Churches in Wales have called proposals for presumed organ consent “ill-judged”, in a testimony to a committee of Welsh Assembly members.
Representatives gave evidence to a Health and Social Care committee about a Bill which would mean everyone is considered a willing donor when they die, unless they have stated otherwise.
Churchman Geraint Hopkins said, “the positive ethos of donation as a free gift is endangered by an ill-judged if well intentioned proposal to move from voluntary donation to presumed consent”.
And Joyce Robins of Patient Concern, which speaks on behalf of health service users, called the proposed Bill “horrible”.
She said: “My problem with this bill is that it’s based on a falsehood”.
She added: “You would be pretending that you have agreement when you have no such thing.”
Medical ethicist Professor John Saunders told the committee that, although he was broadly supportive of the measure, “the concept of presumed consent is nonsensical” and should be called deemed consent.
Meanwhile, the British Medical Association claimed it was time for a serious debate on the issue of presumed organ donation consent in Scotland.
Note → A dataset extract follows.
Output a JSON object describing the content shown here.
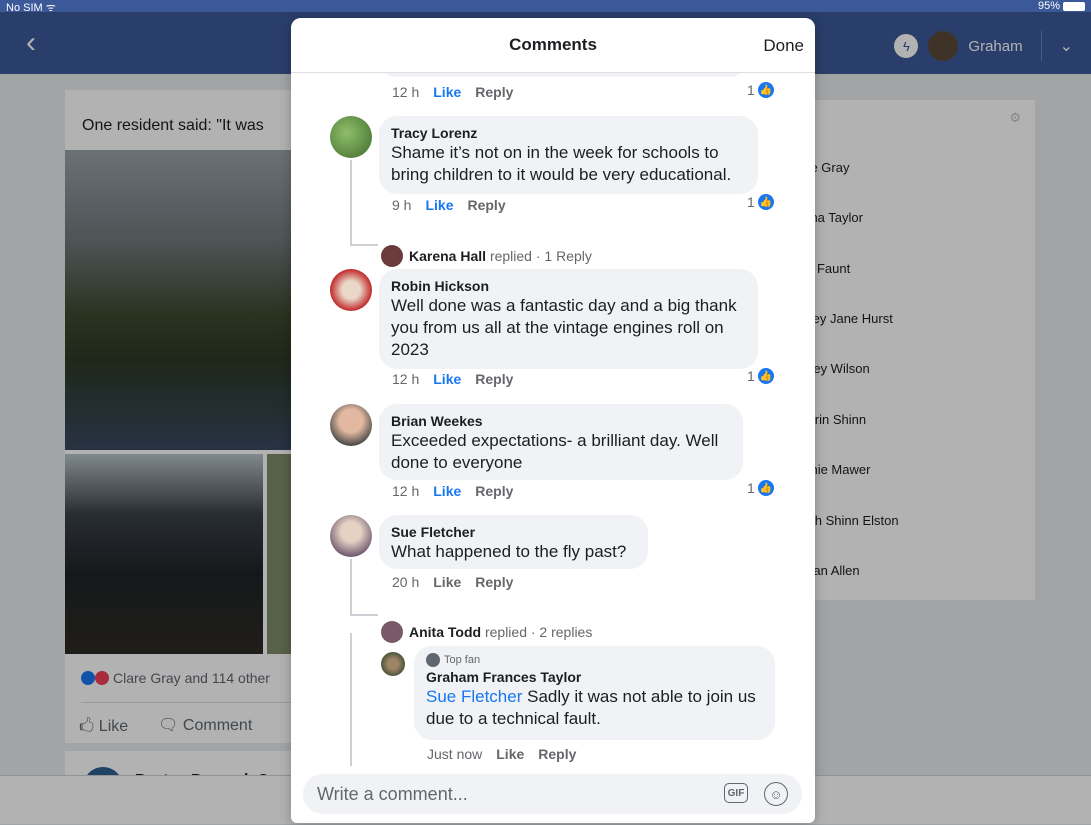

A Holyrood Committee has agreed to look into the idea of an opt-out system in Scotland.
The BMA said such a move would “better reflect the views of the Scottish people”.
Last year, the group came under fire for proposing that brain dead patients should be kept alive so their organs can be harvested for transplant.
In 2008, French newspaper Le Monde ran an article about a 45-year-old Parisian who began to show signs of life just as transplant surgeons were about to harvest his organs after failing to resuscitate him.
And in 2007 a man in Texas who was about to have his organs removed after being declared brain dead, started showing signs of life and ended up being discharged from hospital.